A collection of thirteen original essays by leaders in the emerging field of ecocriticism,The Greening of Literary Scholarship
is devoted to exploring new and previously neglected literatures, theories, and methods in environmental-literary scholarship.
Each essay in this impressive collection challenges the notion that the study of environmental literature is separate from traditional concerns of criticism, and each applies ecocritical scholarship to literature not commonly explored in this context. New historicism, postcolonialism, deconstructionism, and feminist and Marxist theories are all utilized to evaluate and gain new insights into environmental literature; at the same time, Percy Bysshe Shelley, Upton Sinclair, Leslie Marmon Silko, and Susan Howe are studied from an ecocritical perspective.

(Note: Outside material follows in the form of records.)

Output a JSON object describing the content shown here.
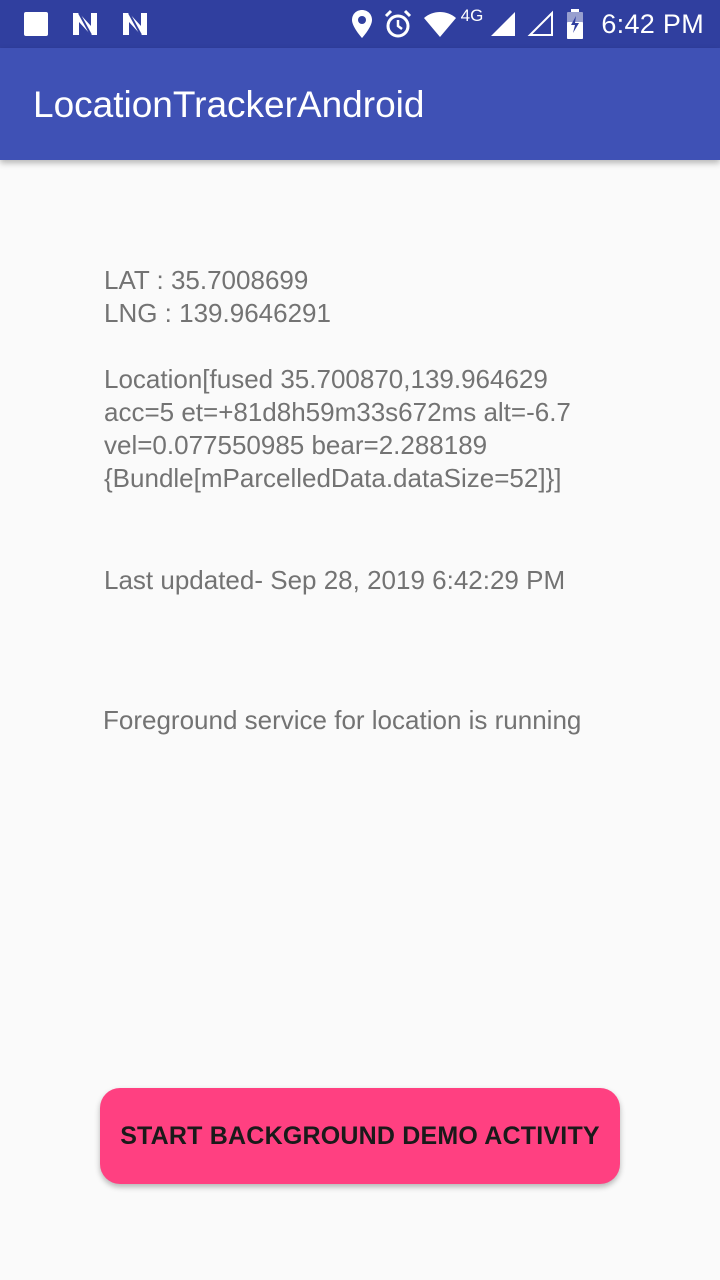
{
  "status_bar": {
    "time": "6:42 PM",
    "network_label": "4G",
    "icons": [
      "square-notification-icon",
      "n-notification-icon",
      "n-notification-icon",
      "location-pin-icon",
      "alarm-icon",
      "wifi-icon",
      "signal-icon",
      "signal-empty-icon",
      "battery-icon"
    ]
  },
  "app_bar": {
    "title": "LocationTrackerAndroid"
  },
  "location": {
    "lat_line": "LAT :  35.7008699",
    "lng_line": "LNG : 139.9646291",
    "detail_lines": [
      "Location[fused 35.700870,139.964629",
      "acc=5 et=+81d8h59m33s672ms alt=-6.7",
      "vel=0.077550985 bear=2.288189",
      "{Bundle[mParcelledData.dataSize=52]}]"
    ]
  },
  "last_updated": "Last updated- Sep 28, 2019 6:42:29 PM",
  "service_status": "Foreground service for location is running",
  "button": {
    "label": "START BACKGROUND DEMO ACTIVITY"
  },
  "colors": {
    "status_bar": "#303f9f",
    "app_bar": "#3f51b5",
    "accent": "#ff4081",
    "text_secondary": "#737373",
    "background": "#fafafa"
  }
}
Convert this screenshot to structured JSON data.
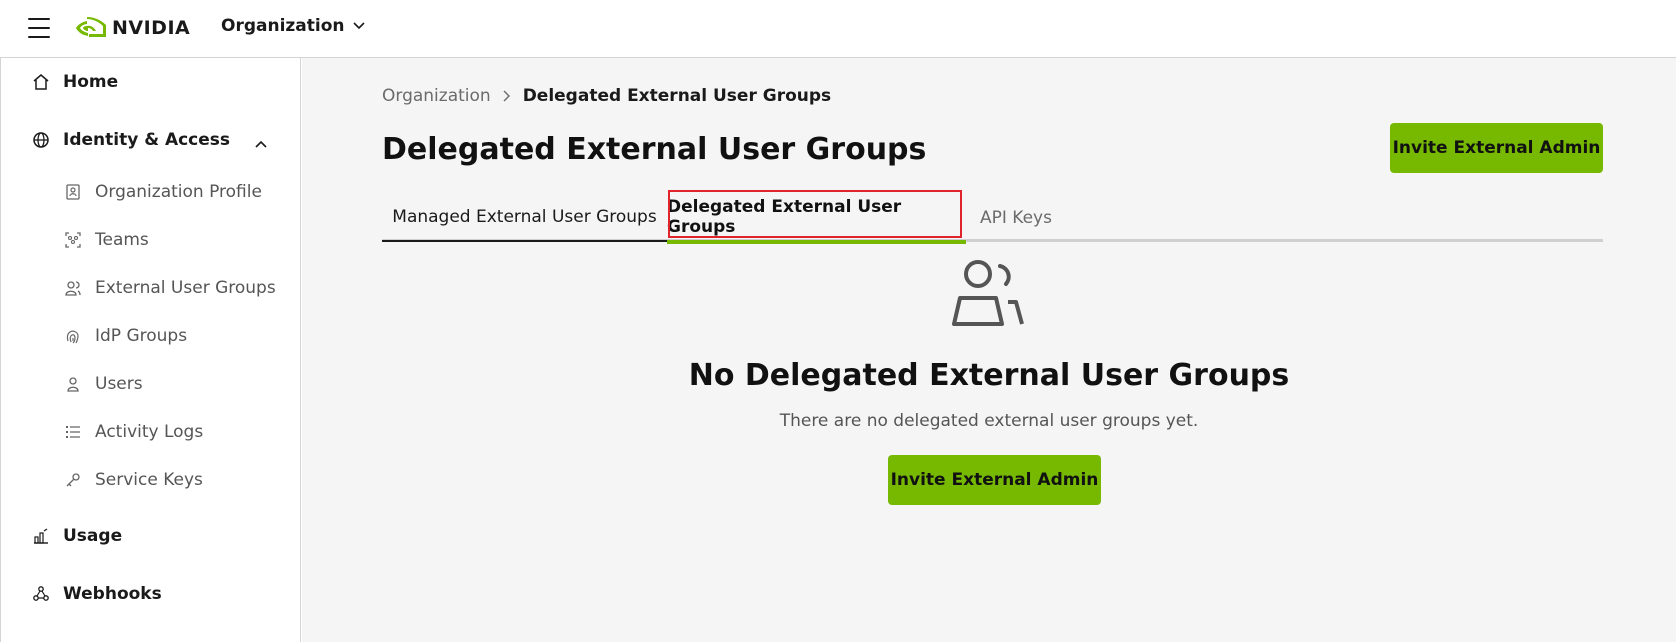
{
  "colors": {
    "accent": "#76b900",
    "highlight": "#e0242b",
    "background": "#f5f5f5"
  },
  "header": {
    "brand": "NVIDIA",
    "org_switcher": "Organization"
  },
  "sidebar": {
    "home": "Home",
    "identity": "Identity & Access",
    "items": [
      {
        "label": "Organization Profile",
        "icon": "id-card-icon"
      },
      {
        "label": "Teams",
        "icon": "team-icon"
      },
      {
        "label": "External User Groups",
        "icon": "users-icon"
      },
      {
        "label": "IdP Groups",
        "icon": "fingerprint-icon"
      },
      {
        "label": "Users",
        "icon": "user-icon"
      },
      {
        "label": "Activity Logs",
        "icon": "list-icon"
      },
      {
        "label": "Service Keys",
        "icon": "key-icon"
      }
    ],
    "usage": "Usage",
    "webhooks": "Webhooks"
  },
  "main": {
    "breadcrumb": {
      "parent": "Organization",
      "current": "Delegated External User Groups"
    },
    "title": "Delegated External User Groups",
    "invite_button": "Invite External Admin",
    "tabs": [
      {
        "label": "Managed External User Groups"
      },
      {
        "label": "Delegated External User Groups"
      },
      {
        "label": "API Keys"
      }
    ],
    "empty": {
      "title": "No Delegated External User Groups",
      "description": "There are no delegated external user groups yet.",
      "button": "Invite External Admin"
    }
  }
}
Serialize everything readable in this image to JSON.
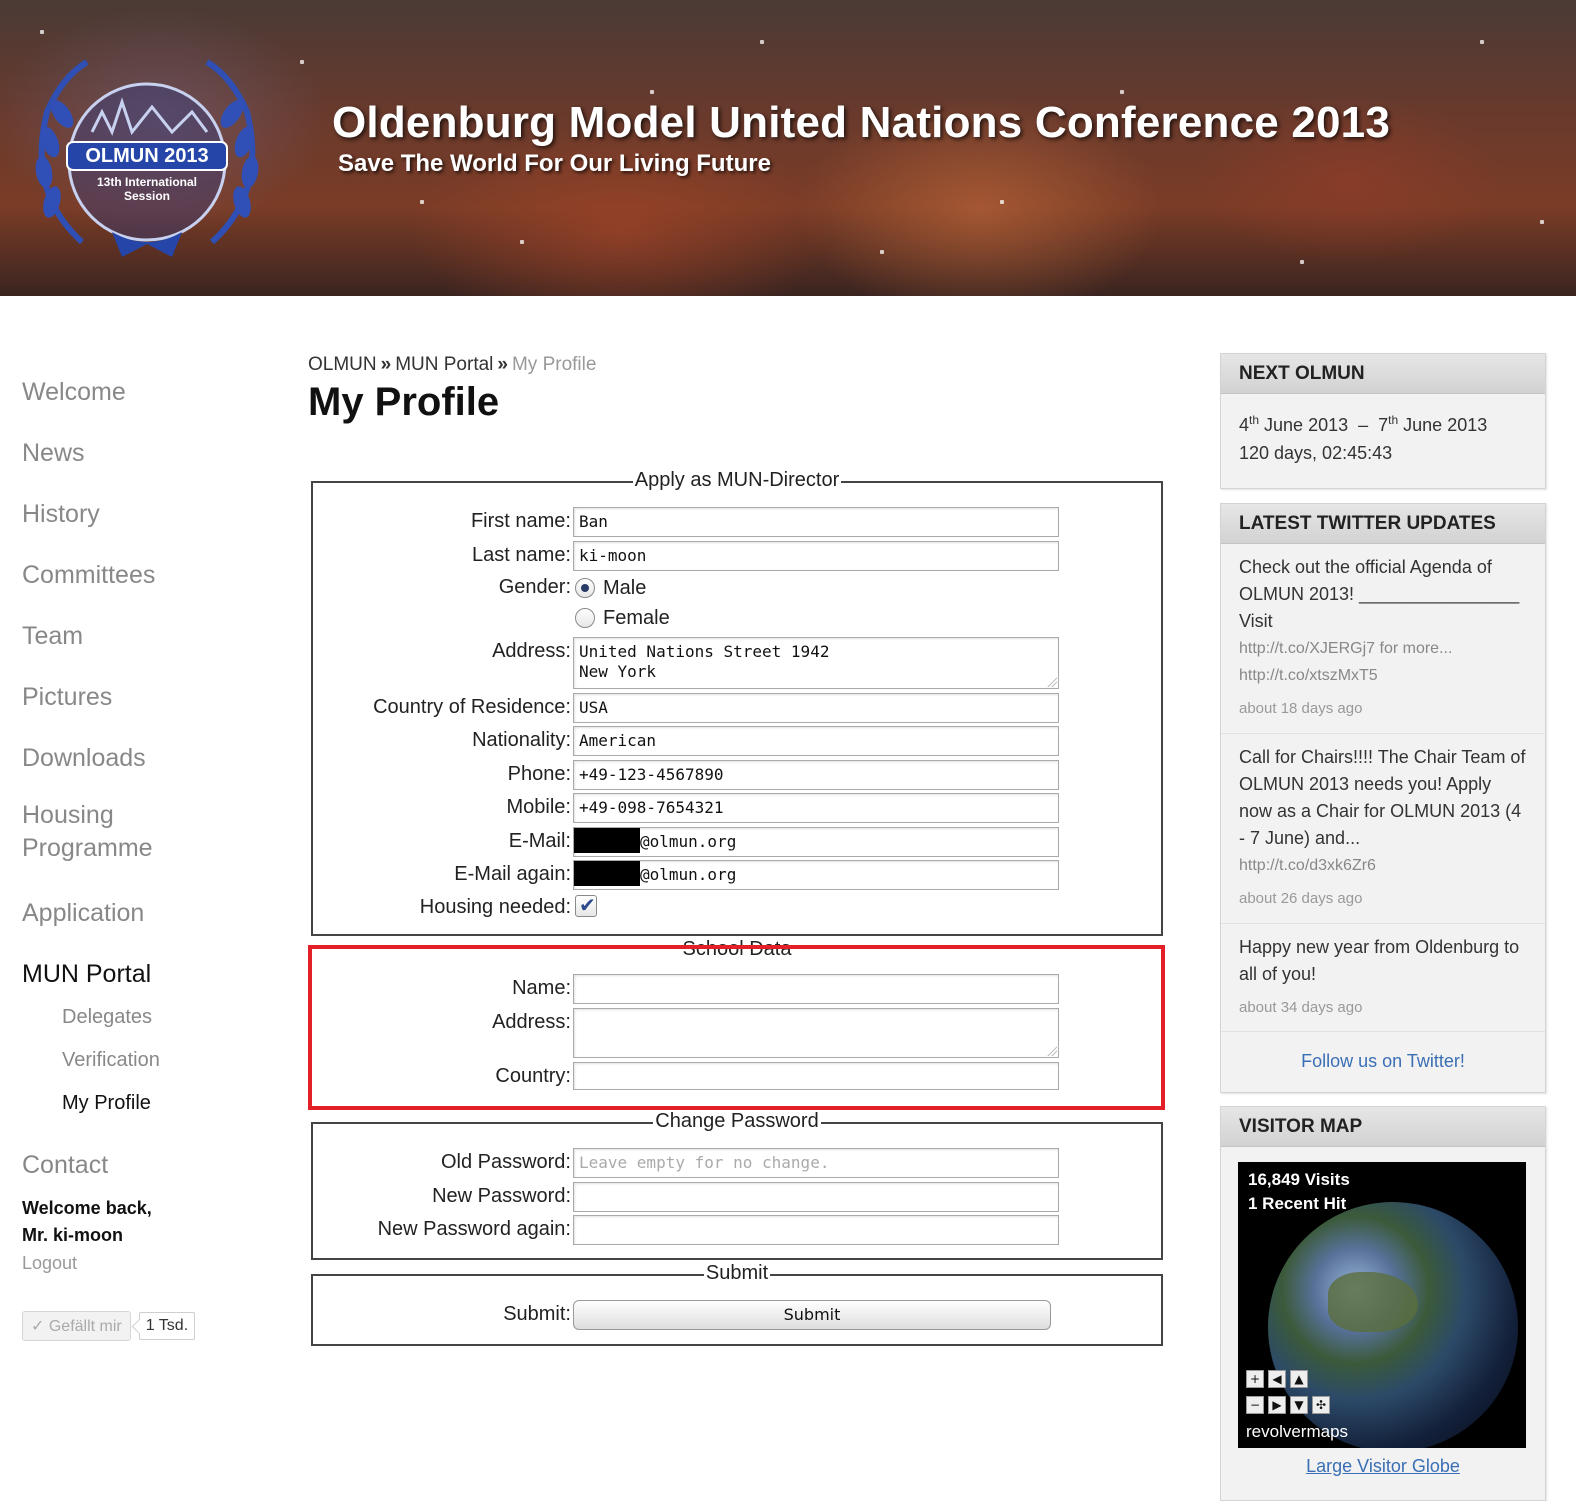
{
  "banner": {
    "title": "Oldenburg Model United Nations Conference 2013",
    "subtitle": "Save The World For Our Living Future",
    "logo_text": "OLMUN 2013",
    "logo_sub1": "13th International",
    "logo_sub2": "Session"
  },
  "nav": {
    "items": [
      "Welcome",
      "News",
      "History",
      "Committees",
      "Team",
      "Pictures",
      "Downloads"
    ],
    "housing_line1": "Housing",
    "housing_line2": "Programme",
    "application": "Application",
    "portal": "MUN Portal",
    "sub_items": [
      "Delegates",
      "Verification",
      "My Profile"
    ],
    "contact": "Contact",
    "welcome_line1": "Welcome back,",
    "welcome_line2": "Mr. ki-moon",
    "logout": "Logout",
    "like_label": "✓ Gefällt mir",
    "like_count": "1 Tsd."
  },
  "breadcrumb": {
    "root": "OLMUN",
    "sep": "»",
    "portal": "MUN Portal",
    "current": "My Profile"
  },
  "page_title": "My Profile",
  "director": {
    "legend": "Apply as MUN-Director",
    "first_name_label": "First name:",
    "first_name": "Ban",
    "last_name_label": "Last name:",
    "last_name": "ki-moon",
    "gender_label": "Gender:",
    "gender_male": "Male",
    "gender_female": "Female",
    "address_label": "Address:",
    "address_line1": "United Nations Street 1942",
    "address_line2": "New York",
    "country_label": "Country of Residence:",
    "country": "USA",
    "nationality_label": "Nationality:",
    "nationality": "American",
    "phone_label": "Phone:",
    "phone": "+49-123-4567890",
    "mobile_label": "Mobile:",
    "mobile": "+49-098-7654321",
    "email_label": "E-Mail:",
    "email_domain": "@olmun.org",
    "email_again_label": "E-Mail again:",
    "email_again_domain": "@olmun.org",
    "housing_label": "Housing needed:"
  },
  "school": {
    "legend": "School Data",
    "name_label": "Name:",
    "address_label": "Address:",
    "country_label": "Country:"
  },
  "password": {
    "legend": "Change Password",
    "old_label": "Old Password:",
    "old_placeholder": "Leave empty for no change.",
    "new_label": "New Password:",
    "new_again_label": "New Password again:"
  },
  "submit": {
    "legend": "Submit",
    "label": "Submit:",
    "button": "Submit"
  },
  "sidebar": {
    "next_head": "NEXT OLMUN",
    "next_date": "4th June 2013 – 7th June 2013",
    "countdown": "120 days, 02:45:43",
    "twitter_head": "LATEST TWITTER UPDATES",
    "tweets": [
      {
        "text": "Check out the official Agenda of OLMUN 2013! ________________ Visit",
        "link1": "http://t.co/XJERGj7 for more...",
        "link2": "http://t.co/xtszMxT5",
        "ago": "about 18 days ago"
      },
      {
        "text": "Call for Chairs!!!! The Chair Team of OLMUN 2013 needs you! Apply now as a Chair for OLMUN 2013 (4 - 7 June) and...",
        "link1": "http://t.co/d3xk6Zr6",
        "ago": "about 26 days ago"
      },
      {
        "text": "Happy new year from Oldenburg to all of you!",
        "ago": "about 34 days ago"
      }
    ],
    "follow": "Follow us on Twitter!",
    "map_head": "VISITOR MAP",
    "visits": "16,849 Visits",
    "recent": "1 Recent Hit",
    "map_brand": "revolvermaps",
    "globe_link": "Large Visitor Globe"
  },
  "colors": {
    "highlight": "#e32027",
    "link": "#3a6fb5"
  }
}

At its core, The Greening of Literary Scholarship offers a practical demonstration of how articulating traditional and environmental modes of literary scholarship can enrich the interpretation of literary texts and, most important, revitalize the larger fields of environmental and literary scholarship.